There’s something Dubai-esque about the children of the Islands. Pampered lives told in British public school brogues. Bubbles of air-conditioned comfort, which we might think of these days as “Lekki blindness”. Fela is long since dead, but his words rework themselves in the present with ease.
As the disgruntled tweets flowed out on my timeline, I thought of Special K, comfy in her jimjams, the plane rising gradually above the Atlantic, safe from all Lagos harm, smiling to herself that she’d actually 419’d the 419ers. And I went to bed with one final thought: oil turns all who touch it completely insane.
When Peggielene Bartels went to bed on a summer night in 2008, she was an ordinary administrative assistant living in a modest one-bedroom condo just outside Washington D.C.
But a few hours later, when a persistent ringing phone woke her up in the dead of the August night, the 55-year-old found out she was much more than simply a secretary.
At the other end of the line was Bartels’s cousin, from Otuam, a small fishing village on the coast of Ghana. Excited and humble, he congratulated her on being the new king of Otuam.
“I said, ‘listen, it’s 4 o’clock in the morning in the U.S., I am very tired, let me sleep,'” remembers Bartels. “I thought he was trying to really play games with me.”

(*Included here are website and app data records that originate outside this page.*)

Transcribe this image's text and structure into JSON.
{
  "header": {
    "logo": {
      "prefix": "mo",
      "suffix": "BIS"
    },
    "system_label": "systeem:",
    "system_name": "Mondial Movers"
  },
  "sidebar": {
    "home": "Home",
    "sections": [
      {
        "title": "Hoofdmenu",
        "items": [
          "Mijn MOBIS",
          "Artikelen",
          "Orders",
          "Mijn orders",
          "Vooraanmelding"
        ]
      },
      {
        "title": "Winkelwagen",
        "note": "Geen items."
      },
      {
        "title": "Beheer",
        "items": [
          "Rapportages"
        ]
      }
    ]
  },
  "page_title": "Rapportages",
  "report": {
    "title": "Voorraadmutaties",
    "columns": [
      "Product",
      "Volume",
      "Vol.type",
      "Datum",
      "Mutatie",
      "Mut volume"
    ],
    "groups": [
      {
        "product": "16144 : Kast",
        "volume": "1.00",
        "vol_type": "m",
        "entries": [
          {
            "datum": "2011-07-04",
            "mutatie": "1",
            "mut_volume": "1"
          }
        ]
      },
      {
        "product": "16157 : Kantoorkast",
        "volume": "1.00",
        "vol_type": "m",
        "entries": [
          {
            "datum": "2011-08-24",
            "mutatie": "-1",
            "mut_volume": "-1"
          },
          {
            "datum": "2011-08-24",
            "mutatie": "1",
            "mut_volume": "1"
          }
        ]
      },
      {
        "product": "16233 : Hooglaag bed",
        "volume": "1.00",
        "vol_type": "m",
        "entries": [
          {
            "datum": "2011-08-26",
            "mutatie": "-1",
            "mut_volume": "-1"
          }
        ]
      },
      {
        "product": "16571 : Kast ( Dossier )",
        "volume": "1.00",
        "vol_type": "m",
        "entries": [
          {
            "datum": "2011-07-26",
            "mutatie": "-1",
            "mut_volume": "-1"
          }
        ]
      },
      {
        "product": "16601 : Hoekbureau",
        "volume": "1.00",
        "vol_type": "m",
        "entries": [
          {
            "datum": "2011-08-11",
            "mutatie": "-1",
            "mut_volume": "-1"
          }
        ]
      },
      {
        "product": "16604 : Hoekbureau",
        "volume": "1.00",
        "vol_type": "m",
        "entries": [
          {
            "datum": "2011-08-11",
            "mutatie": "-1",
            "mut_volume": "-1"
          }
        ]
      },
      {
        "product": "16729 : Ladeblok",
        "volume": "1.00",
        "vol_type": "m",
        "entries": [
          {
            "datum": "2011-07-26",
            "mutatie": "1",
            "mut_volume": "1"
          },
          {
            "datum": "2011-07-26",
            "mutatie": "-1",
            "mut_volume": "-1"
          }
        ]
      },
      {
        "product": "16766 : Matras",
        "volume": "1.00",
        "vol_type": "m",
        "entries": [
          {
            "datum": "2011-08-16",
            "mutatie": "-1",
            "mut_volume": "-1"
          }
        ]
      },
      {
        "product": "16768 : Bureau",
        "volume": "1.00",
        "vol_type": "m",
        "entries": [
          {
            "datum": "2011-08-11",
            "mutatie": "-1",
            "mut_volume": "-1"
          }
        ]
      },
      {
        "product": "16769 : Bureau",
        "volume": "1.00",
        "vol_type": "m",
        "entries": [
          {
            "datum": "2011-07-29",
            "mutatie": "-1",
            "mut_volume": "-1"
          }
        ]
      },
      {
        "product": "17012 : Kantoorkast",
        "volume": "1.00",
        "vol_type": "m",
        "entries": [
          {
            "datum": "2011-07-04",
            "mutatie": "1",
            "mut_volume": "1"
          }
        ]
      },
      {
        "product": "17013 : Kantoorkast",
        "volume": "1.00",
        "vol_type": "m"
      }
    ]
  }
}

But this was no time for games.
The previous king of Otuam, who was Bartels’s uncle, had just died. The village elders, who remembered Bartels from the times she’d visited with her mother, had decided to anoint her as their new ruler.
After the initial shock, Bartels decided to accept the kingship. Over the course of a few days, she went from being plain old Peggielene Bartels, who had worked for nearly three decades at the Ghanaian Embassy in the United States, to becoming King Peggy — the first female king of Otuam, reigning over approximately 7,000 people.
“It never ever occurred to me [that I’d be Otuam’s king],” says Bartels, who’s been living in the United States since her early 20s. “I realized that on this earth, we all have a calling. We have to be ready to accept it because helping my people has really helped me a lot to know that I can really touch their lives,” she adds. “I would have really regretted it if I hadn’t really accept this calling.”
Although she still works at the Ghanaian Embassy, Bartels uses all her holiday every year to spend a month in Otuam.
First Lady Michelle Obama will be attending the funeral of Hadiya Pendleton, the 15-year -old Chicago teen who was shot in the back during a rainstorm, on Saturday. She will be joined by White House Advisor Valerie Jarrett and Education Secretary Arne Duncan.
Pendleton performed at the Presidential Inauguration a little over a week from the day that she was killed on January 29th. Pendleton’s death has brought Chicago’s already high homicide rate to the forefront of media attention and highlighted the issues of gun violence throughout the U.S.
May Her Gentle Soul Rest in Perfect Peace, Amen!